Hayes’ adeptness at effective devil’s advocacy is one of the keys to his appeal, and he did better than a lot of Snowden-sympathetic interviewers do. When Greenwald began fanning himself at Snowden’s espionage charges because, my goodness, it’s not as if he sold classified information to another government, Hayes pointed out that he isn’t being charged with doing that.
“One of the complaints is theft of government property,” Hayes said. “The specific language is ‘unauthorized communication of national defense communication, and willful communication to an unauthorized person,” he pointed out, and asked “doesn’t the government have to do something? Somebody who worked for the government, and inside the government, skips out with 1,000 classified documents. This is a fairly big breach.”
“I don’t think you will find very many people argue that he should not be charged with any sort of a criminal offense,” Greenwald replied, which would have been a good time to point out that this is exactly what the Snowden cheerleaders have been suggesting. Even before the NSA story, the mainsream annd liberal press were beside themselves at the notion of the government even investigating so-called whistleblowers.
“I think when he did, what he set out to do, was a violation of the law, and he felt like it was a noble act, justified under theories of disobedience, and I don’t think anybody is objecting to that,” Greenwald continued, which would have been a fine time to ask him what, then, did he think Snowden’s charge should be, what his punishment should be? Greenwald is an attorney, so it shouldn’t be hard for him to come up with that. As an attorney, he also surely knows better than what he said next.
“I think the extreme zealousness, the over-charging of the Obama administration has specialized in, when it comes to whistle blowers, is the issue. He is 29 years old, and will be threatened with life in prison, the way other whistle blowers were. The extreme excess that has a vindictive mentality to anybody that brings transparency to the administration.”
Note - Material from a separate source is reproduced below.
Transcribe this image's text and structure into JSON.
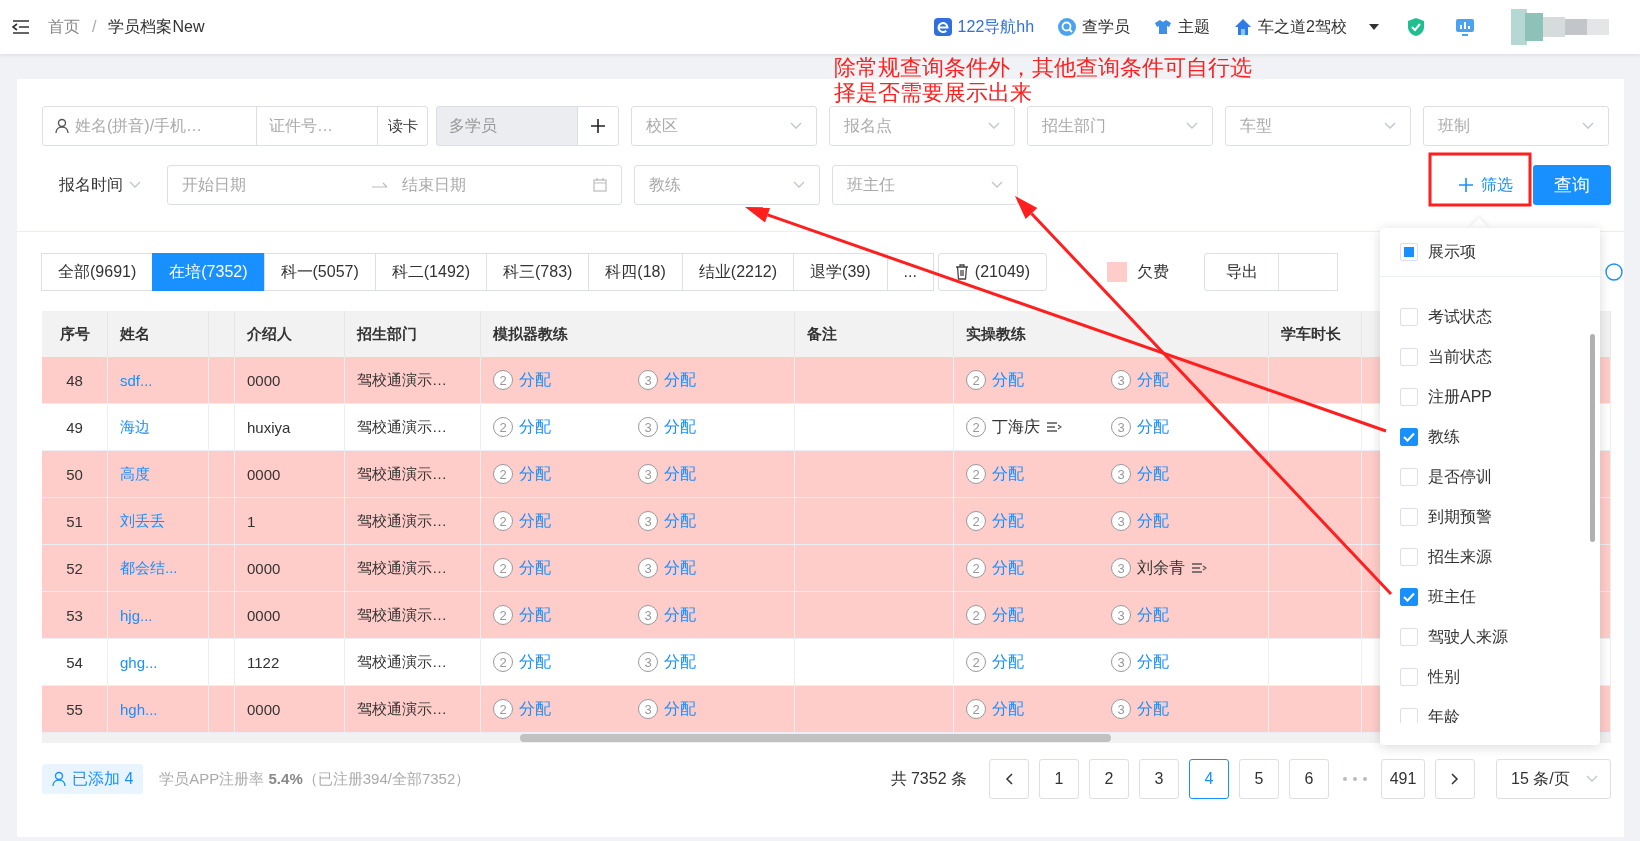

Hayes did point out that there is currently an investigation into the Stuxnet leak, which could balance out the claim that the administration doesn’t prosecute beneficial leaks, but that premise itself is in need of challenging. An “approved” leak from a government source isn’t exactly the same thing, since it’s their information to leak. The ability to inform, or disinform, our enemies without completely declassifying something is as useful a tool a secrecy. Whether journalists should allow themselves to be used this way is a separate question.
What Hayes didn’t do was to point out that all of the record number of people who have been prosecuted under the Espionage Act by the Obama administration have been sentenced to a combined 50 months in prison, and a year’s probation. As a lawyer, Glenn Greenwald surely knows that a prosecutor always files the maximum charges appropriate to a case, which allows for negotiation to lesser charges and/or sentences, if the circumstances warrant it. Yes, Edward Snowden’s charges could get him life in prison, but that hasn’t happened to the other leakers.
Hayes also doesn’t point out that not all leakers are created equal. While we all appreciate the favor of Starting The Conversation™, some of us would have preferred to have it a few weeks ago, when another guy tried to start itwithout telling our enemies how we’re surveilling them. Greenwald likes to glibly dismiss the idea that Snowden could have harmed national security by observing that our enemies know we’re spying on them. At a minimum, though, if our enemies think that they’ve found a way to work around us, we want them to keep thinking that. Don’t they get The Wire in Brazil?
I’m not impressed with Ed Snowden’s revelations, but that’s a subjective thing. I also don’t think Stephen Kim was a “whistleblower,” but rather, a guy who got played like a rented drum kit. Whistleblowing is in the eye of the beholder, and the last beholder I want deciding that is the government. Let them prosecute leakers, and let judges and juries decide: